Many divorce attorneys play it safe by waiting two months and two weeks from the filing of the petition. If the Respondent signs a Waiver agreeing to forgo service, this is the only waiting period required. If, however, the Respondent was served, there are three different waiting periods that must be observed.
They are as follows: > The two months and two weeks from the filing date, and > Twenty-seven days from the Service of Process, and > Twelve days from the date of the Officer’s Return (on the Citation) in the District Court.
When the parties are not in agreement, however, a divorce can take six months to a year or longer, pending upon the complexities of the case. In Texas, when the Petitioner and Respondent agree on the terms and conditions of the divorce (asset and liabilities distribution, spousal and child support, and visitation), they have what is called an Agreed Divorce. This is also called an uncontested divorce.

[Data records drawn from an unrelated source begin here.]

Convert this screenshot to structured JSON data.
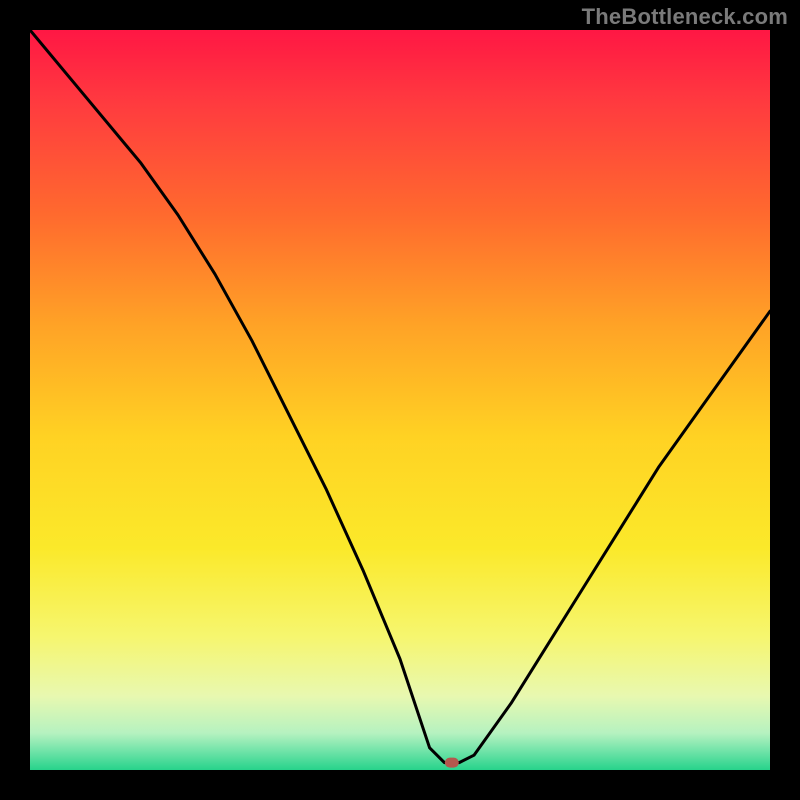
{
  "watermark": "TheBottleneck.com",
  "chart_data": {
    "type": "line",
    "title": "",
    "xlabel": "",
    "ylabel": "",
    "xlim": [
      0,
      100
    ],
    "ylim": [
      0,
      100
    ],
    "grid": false,
    "series": [
      {
        "name": "curve",
        "x": [
          0,
          5,
          10,
          15,
          20,
          25,
          30,
          35,
          40,
          45,
          50,
          54,
          56,
          58,
          60,
          65,
          70,
          75,
          80,
          85,
          90,
          95,
          100
        ],
        "y": [
          100,
          94,
          88,
          82,
          75,
          67,
          58,
          48,
          38,
          27,
          15,
          3,
          1,
          1,
          2,
          9,
          17,
          25,
          33,
          41,
          48,
          55,
          62
        ]
      }
    ],
    "marker": {
      "x": 57,
      "y": 1
    },
    "optimum_band": {
      "y_start": 0,
      "y_end": 3
    },
    "background_gradient": {
      "stops": [
        {
          "offset": 0.0,
          "color": "#ff1744"
        },
        {
          "offset": 0.1,
          "color": "#ff3b3f"
        },
        {
          "offset": 0.25,
          "color": "#ff6a2e"
        },
        {
          "offset": 0.4,
          "color": "#ffa326"
        },
        {
          "offset": 0.55,
          "color": "#ffd223"
        },
        {
          "offset": 0.7,
          "color": "#fbe92a"
        },
        {
          "offset": 0.82,
          "color": "#f6f66f"
        },
        {
          "offset": 0.9,
          "color": "#e8f8b0"
        },
        {
          "offset": 0.95,
          "color": "#b6f2c0"
        },
        {
          "offset": 0.975,
          "color": "#6fe3a8"
        },
        {
          "offset": 1.0,
          "color": "#27d38b"
        }
      ]
    }
  }
}
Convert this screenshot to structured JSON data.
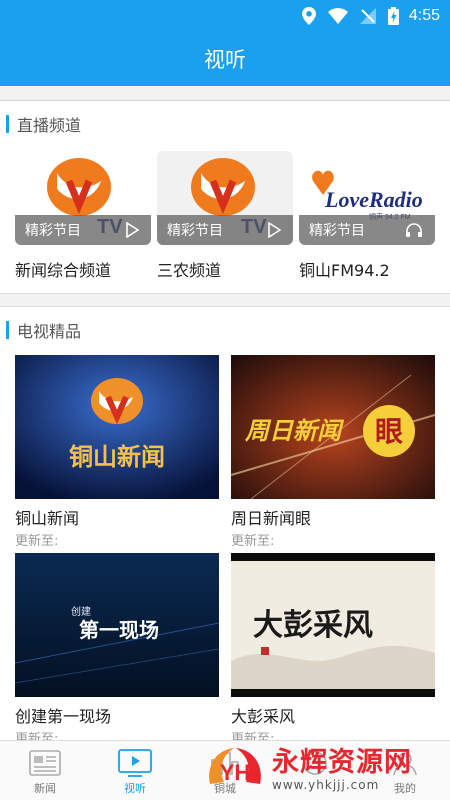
{
  "status_bar": {
    "time": "4:55"
  },
  "header": {
    "title": "视听"
  },
  "live_section": {
    "title": "直播频道",
    "channels": [
      {
        "name": "新闻综合频道",
        "overlay_label": "精彩节目",
        "logo_text": "TV",
        "action": "play"
      },
      {
        "name": "三农频道",
        "overlay_label": "精彩节目",
        "logo_text": "TV",
        "action": "play"
      },
      {
        "name": "铜山FM94.2",
        "overlay_label": "精彩节目",
        "logo_text": "LoveRadio",
        "logo_sub": "铜声 94.2 FM",
        "action": "listen"
      }
    ]
  },
  "tv_section": {
    "title": "电视精品",
    "programs": [
      {
        "title": "铜山新闻",
        "update_label": "更新至:",
        "poster_text": "铜山新闻"
      },
      {
        "title": "周日新闻眼",
        "update_label": "更新至:",
        "poster_text": "周日新闻",
        "poster_accent": "眼"
      },
      {
        "title": "创建第一现场",
        "update_label": "更新至:",
        "poster_small": "创建",
        "poster_text": "第一现场"
      },
      {
        "title": "大彭采风",
        "update_label": "更新至:",
        "poster_text": "大彭采风"
      }
    ]
  },
  "tab_bar": {
    "tabs": [
      {
        "label": "新闻",
        "icon": "news-icon",
        "active": false
      },
      {
        "label": "视听",
        "icon": "video-icon",
        "active": true
      },
      {
        "label": "铜城",
        "icon": "city-icon",
        "active": false
      },
      {
        "label": "",
        "icon": "service-icon",
        "active": false
      },
      {
        "label": "我的",
        "icon": "profile-icon",
        "active": false
      }
    ]
  },
  "watermark": {
    "brand": "永辉资源网",
    "url": "www.yhkjjj.com",
    "logo_letters": "YH"
  },
  "colors": {
    "accent": "#1aa0ec",
    "logo_orange": "#f07a1e",
    "logo_red": "#d6301c",
    "watermark_red": "#e8262d"
  }
}
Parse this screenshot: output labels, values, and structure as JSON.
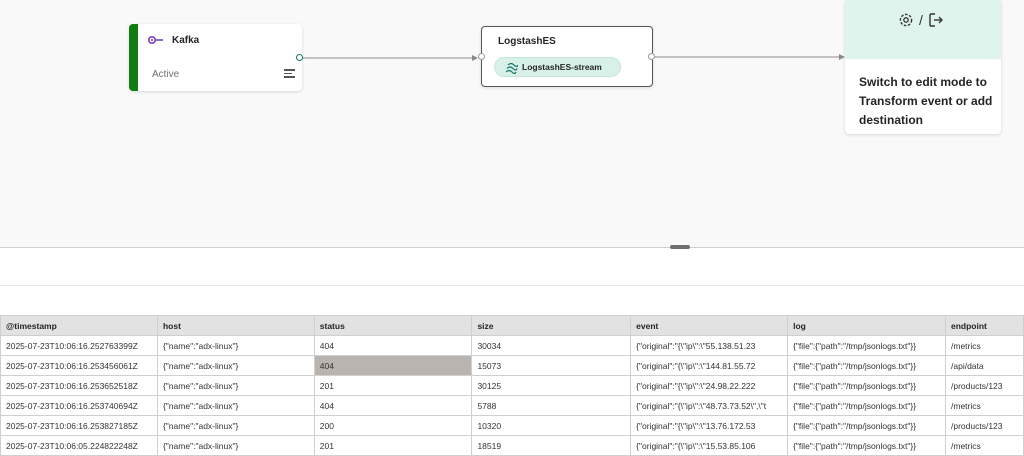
{
  "canvas": {
    "source": {
      "title": "Kafka",
      "status": "Active",
      "icon": "kafka-source-icon",
      "accent": "#107c10"
    },
    "stream": {
      "title": "LogstashES",
      "chip_label": "LogstashES-stream",
      "chip_icon": "stream-icon"
    },
    "destination": {
      "icons": [
        "transform-gear-icon",
        "exit-destination-icon"
      ],
      "separator": "/",
      "message": "Switch to edit mode to Transform event or add destination"
    }
  },
  "table": {
    "columns": [
      "@timestamp",
      "host",
      "status",
      "size",
      "event",
      "log",
      "endpoint"
    ],
    "rows": [
      [
        "2025-07-23T10:06:16.252763399Z",
        "{\"name\":\"adx-linux\"}",
        "404",
        "30034",
        "{\"original\":\"{\\\"ip\\\":\\\"55.138.51.23",
        "{\"file\":{\"path\":\"/tmp/jsonlogs.txt\"}}",
        "/metrics"
      ],
      [
        "2025-07-23T10:06:16.253456061Z",
        "{\"name\":\"adx-linux\"}",
        "404",
        "15073",
        "{\"original\":\"{\\\"ip\\\":\\\"144.81.55.72",
        "{\"file\":{\"path\":\"/tmp/jsonlogs.txt\"}}",
        "/api/data"
      ],
      [
        "2025-07-23T10:06:16.253652518Z",
        "{\"name\":\"adx-linux\"}",
        "201",
        "30125",
        "{\"original\":\"{\\\"ip\\\":\\\"24.98.22.222",
        "{\"file\":{\"path\":\"/tmp/jsonlogs.txt\"}}",
        "/products/123"
      ],
      [
        "2025-07-23T10:06:16.253740694Z",
        "{\"name\":\"adx-linux\"}",
        "404",
        "5788",
        "{\"original\":\"{\\\"ip\\\":\\\"48.73.73.52\\\",\\\"t",
        "{\"file\":{\"path\":\"/tmp/jsonlogs.txt\"}}",
        "/metrics"
      ],
      [
        "2025-07-23T10:06:16.253827185Z",
        "{\"name\":\"adx-linux\"}",
        "200",
        "10320",
        "{\"original\":\"{\\\"ip\\\":\\\"13.76.172.53",
        "{\"file\":{\"path\":\"/tmp/jsonlogs.txt\"}}",
        "/products/123"
      ],
      [
        "2025-07-23T10:06:05.224822248Z",
        "{\"name\":\"adx-linux\"}",
        "201",
        "18519",
        "{\"original\":\"{\\\"ip\\\":\\\"15.53.85.106",
        "{\"file\":{\"path\":\"/tmp/jsonlogs.txt\"}}",
        "/metrics"
      ]
    ],
    "selected_cell": {
      "row": 1,
      "col": 2
    }
  }
}
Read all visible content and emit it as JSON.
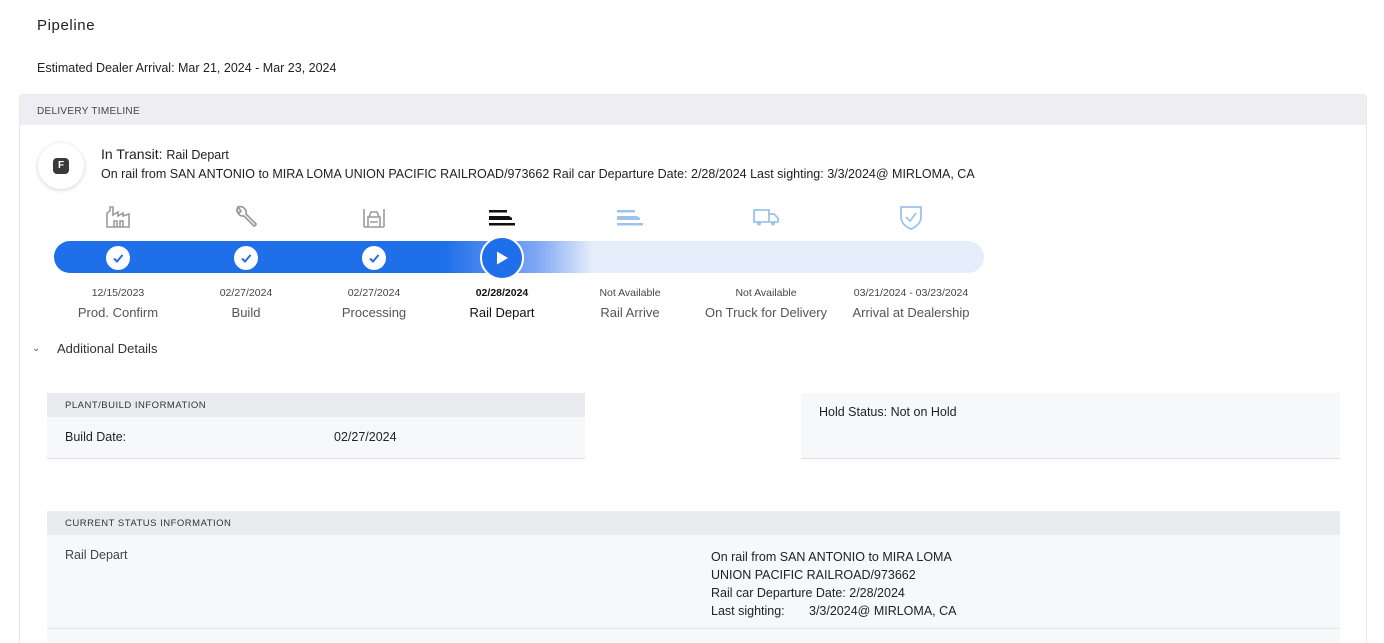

In this routine, the Respondent signs a Waiver permitting the case to be finished without his or her participation. The Petitioner and his or her divorce attorney go court for hearing and "prove up the divorce," by which a judge works through a list of standard questions and approves the divorce then and there. A variation of this is called the default divorce.
In this regime, the Respondent is notified of the divorce action, but does nothing about it, and no Answer is filed within the 20 days plus Monday time period and there is no waiver.
In Texas and other jurisdictions, a person who does not show up loses by default. If the spouse is missing or will not be found, a default divorce also requires that Notice of Service be made by publication, which means the Citation must be published a number of times in a newspaper.
The best and easiest way to end a marriage is by agreement because apart from signing the Waiver and/or Marital Settlement Agreement, the Respondent does nothing.
The most difficult (emotionally and financially) is by contest, which happens when the Respondent files an Answer and prepares for battle.